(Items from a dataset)
▬▬▬▬▬▬▬▬▬▬
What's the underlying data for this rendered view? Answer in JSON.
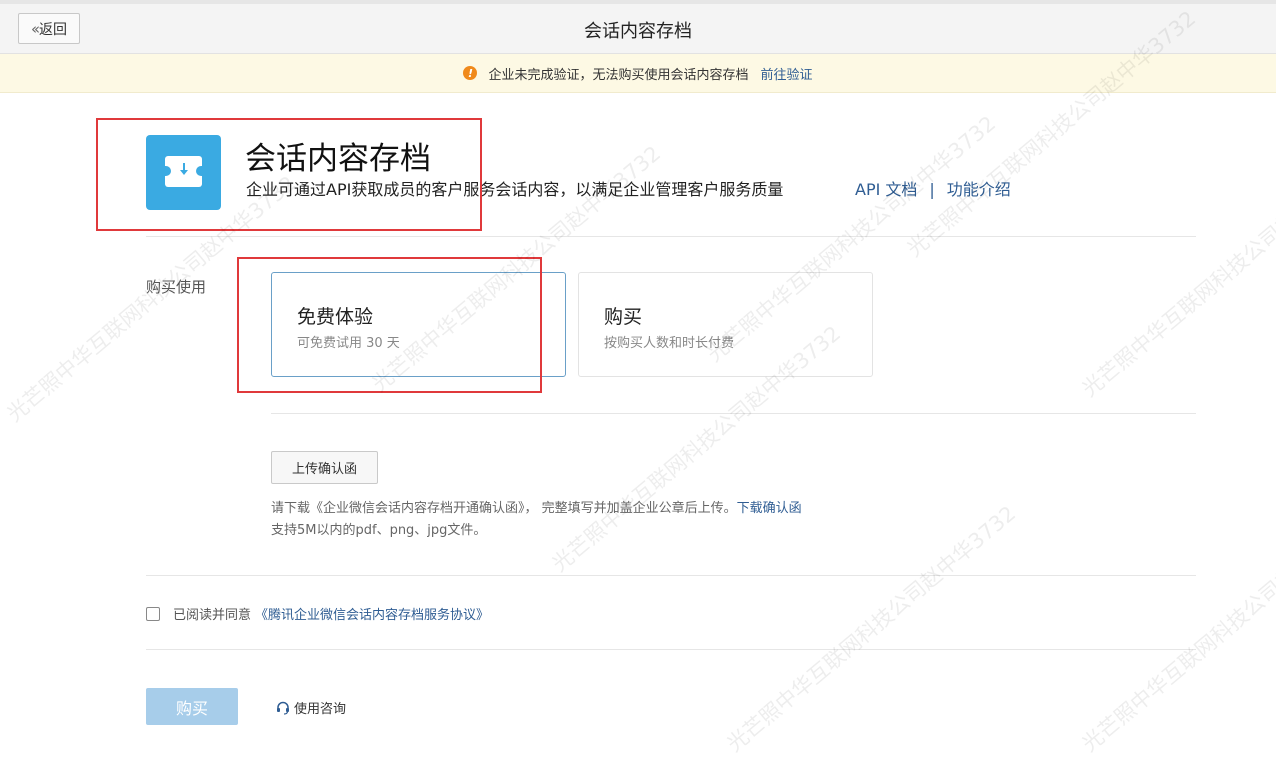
{
  "header": {
    "back_label": "返回",
    "title": "会话内容存档"
  },
  "notice": {
    "icon": "warning-icon",
    "text": "企业未完成验证，无法购买使用会话内容存档",
    "link": "前往验证"
  },
  "app": {
    "icon": "archive-download-icon",
    "name": "会话内容存档",
    "description": "企业可通过API获取成员的客户服务会话内容，以满足企业管理客户服务质量",
    "links": [
      "API 文档",
      "功能介绍"
    ],
    "link_separator": "|"
  },
  "purchase": {
    "label": "购买使用",
    "options": [
      {
        "title": "免费体验",
        "subtitle": "可免费试用 30 天",
        "selected": true
      },
      {
        "title": "购买",
        "subtitle": "按购买人数和时长付费",
        "selected": false
      }
    ]
  },
  "upload": {
    "button_label": "上传确认函",
    "tip_line1": "请下载《企业微信会话内容存档开通确认函》， 完整填写并加盖企业公章后上传。",
    "tip_link": "下载确认函",
    "tip_line2": "支持5M以内的pdf、png、jpg文件。"
  },
  "agreement": {
    "checked": false,
    "text": "已阅读并同意",
    "link": "《腾讯企业微信会话内容存档服务协议》"
  },
  "actions": {
    "buy_label": "购买",
    "consult_label": "使用咨询"
  },
  "watermark": {
    "text": "光芒照中华互联网科技公司赵中华3732"
  },
  "colors": {
    "accent": "#3aaae2",
    "link": "#2f5d93",
    "highlight_box": "#e0393b",
    "buy_button": "#a7cdea",
    "notice_bg": "#fdf9e4",
    "warning": "#f08a1b"
  }
}
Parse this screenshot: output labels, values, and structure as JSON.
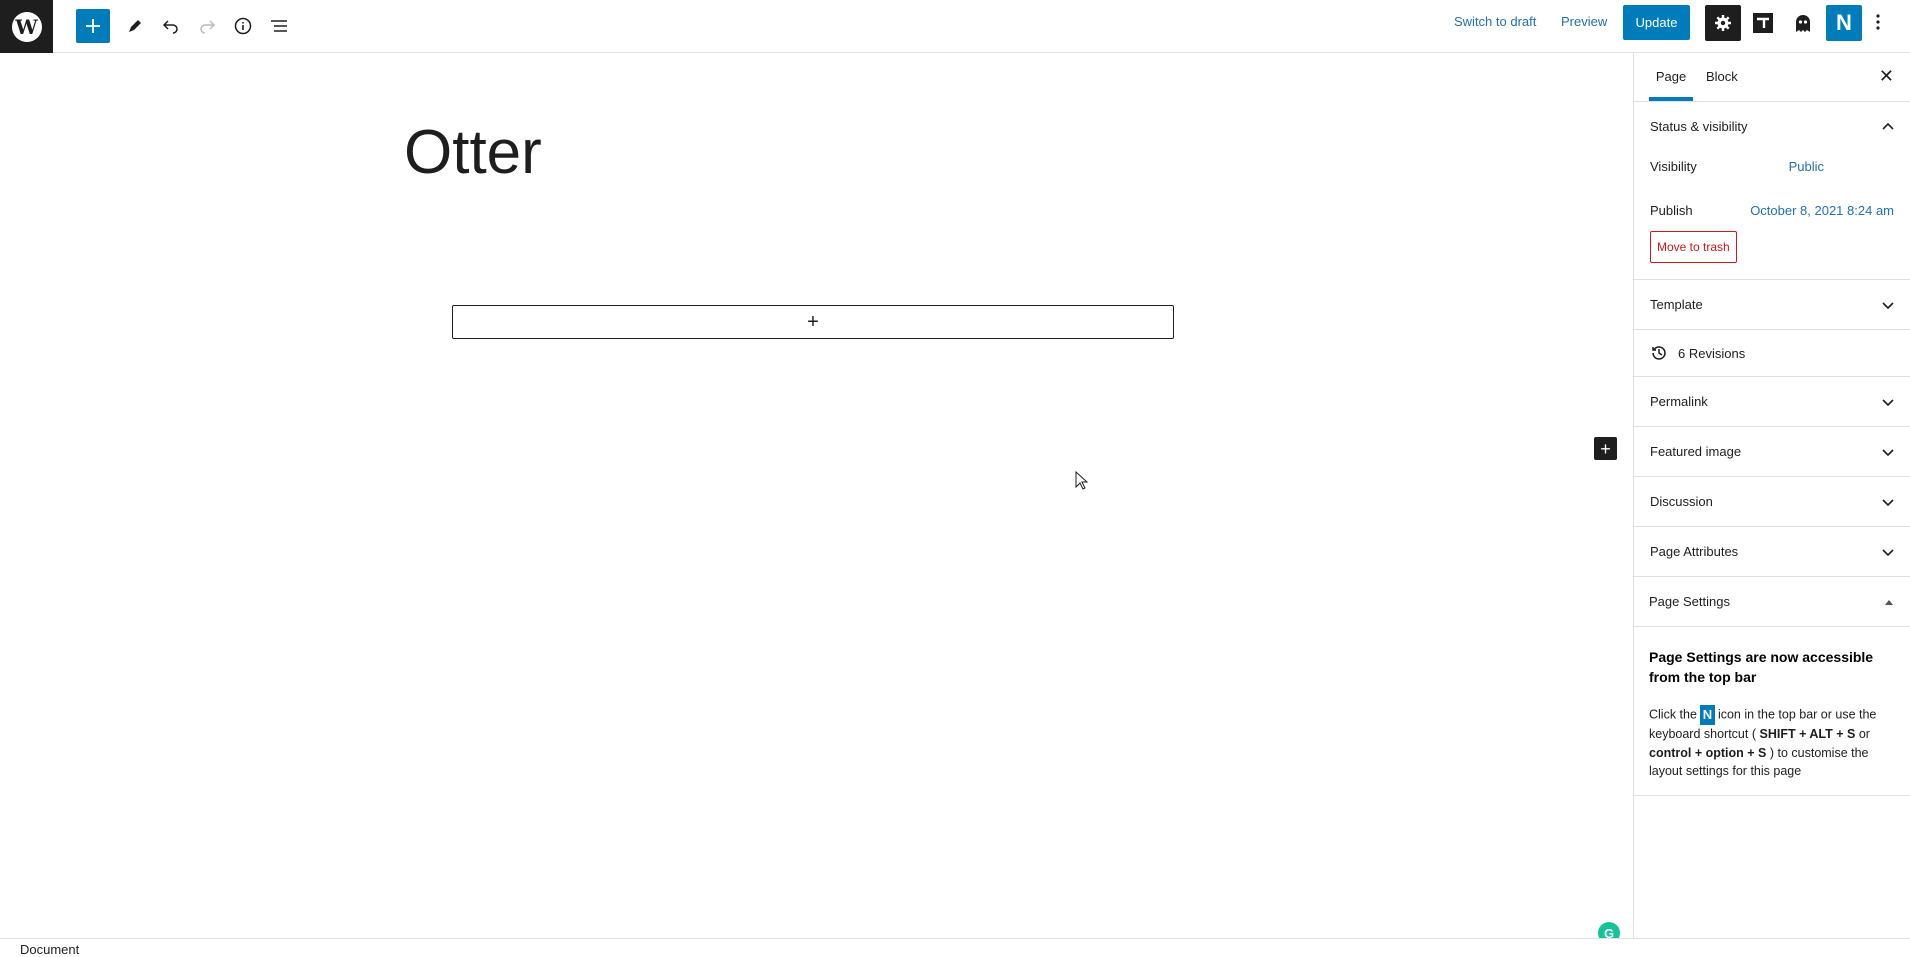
{
  "topbar": {
    "switch_to_draft": "Switch to draft",
    "preview": "Preview",
    "update": "Update",
    "neve_badge": "N"
  },
  "editor": {
    "title": "Otter",
    "appender_symbol": "+",
    "side_inserter_symbol": "+"
  },
  "sidebar": {
    "tabs": [
      "Page",
      "Block"
    ],
    "close_symbol": "✕",
    "status_visibility": {
      "heading": "Status & visibility",
      "visibility_label": "Visibility",
      "visibility_value": "Public",
      "publish_label": "Publish",
      "publish_value": "October 8, 2021 8:24 am",
      "trash_label": "Move to trash"
    },
    "template": "Template",
    "revisions": "6 Revisions",
    "permalink": "Permalink",
    "featured_image": "Featured image",
    "discussion": "Discussion",
    "page_attributes": "Page Attributes",
    "page_settings": {
      "heading": "Page Settings",
      "title": "Page Settings are now accessible from the top bar",
      "text_click": "Click the",
      "badge": "N",
      "text_rest": "icon in the top bar or use the keyboard shortcut (",
      "shortcut_1": "SHIFT + ALT + S",
      "text_or": "or",
      "shortcut_2": "control + option + S",
      "text_end": ") to customise the layout settings for this page"
    }
  },
  "footer": {
    "breadcrumb": "Document"
  },
  "grammarly_badge": "G",
  "colors": {
    "accent": "#007cba",
    "dark": "#1e1e1e",
    "danger": "#cc1818",
    "link": "#2271b1"
  }
}
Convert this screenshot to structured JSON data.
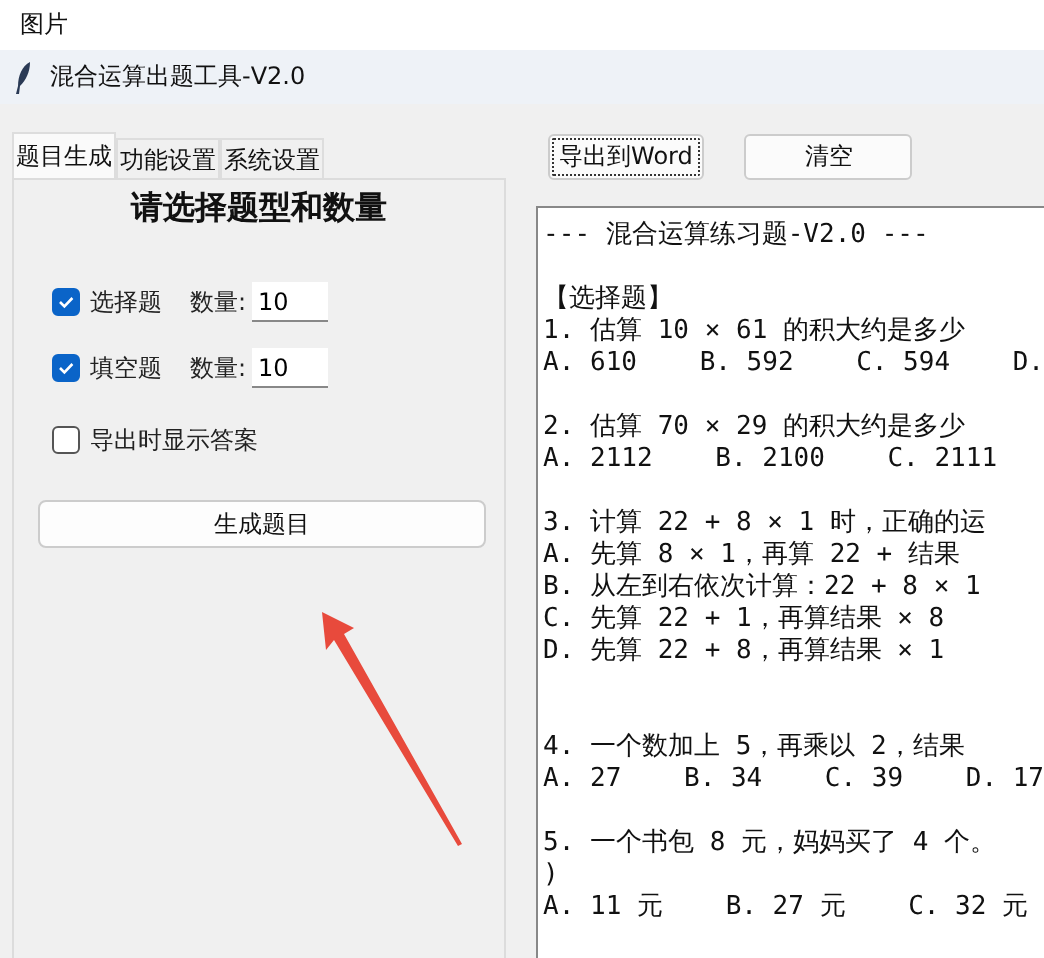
{
  "viewer": {
    "title": "图片"
  },
  "window": {
    "title": "混合运算出题工具-V2.0"
  },
  "tabs": [
    {
      "label": "题目生成",
      "selected": true
    },
    {
      "label": "功能设置",
      "selected": false
    },
    {
      "label": "系统设置",
      "selected": false
    }
  ],
  "panel": {
    "heading": "请选择题型和数量",
    "question_types": [
      {
        "label": "选择题",
        "checked": true,
        "count_label": "数量:",
        "count": "10"
      },
      {
        "label": "填空题",
        "checked": true,
        "count_label": "数量:",
        "count": "10"
      }
    ],
    "show_answers": {
      "label": "导出时显示答案",
      "checked": false
    },
    "generate_button": "生成题目"
  },
  "toolbar": [
    {
      "label": "导出到Word",
      "focused": true
    },
    {
      "label": "清空",
      "focused": false
    }
  ],
  "output_blocks": [
    {
      "lines": [
        "--- 混合运算练习题-V2.0 ---"
      ],
      "wide_gap": false
    },
    {
      "lines": [
        "【选择题】",
        "1. 估算 10 × 61 的积大约是多少",
        "A. 610    B. 592    C. 594    D."
      ],
      "wide_gap": false
    },
    {
      "lines": [
        "2. 估算 70 × 29 的积大约是多少",
        "A. 2112    B. 2100    C. 2111"
      ],
      "wide_gap": false
    },
    {
      "lines": [
        "3. 计算 22 + 8 × 1 时，正确的运",
        "A. 先算 8 × 1，再算 22 + 结果",
        "B. 从左到右依次计算：22 + 8 × 1",
        "C. 先算 22 + 1，再算结果 × 8",
        "D. 先算 22 + 8，再算结果 × 1"
      ],
      "wide_gap": false
    },
    {
      "lines": [
        "4. 一个数加上 5，再乘以 2，结果",
        "A. 27    B. 34    C. 39    D. 17"
      ],
      "wide_gap": true
    },
    {
      "lines": [
        "5. 一个书包 8 元，妈妈买了 4 个。",
        ")",
        "A. 11 元    B. 27 元    C. 32 元"
      ],
      "wide_gap": false
    }
  ]
}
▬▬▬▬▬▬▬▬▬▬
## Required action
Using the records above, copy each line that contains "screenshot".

## Answer to this task
Parse this screenshot: output labels, values, and structure as JSON.
Convert this screenshot to structured JSON data.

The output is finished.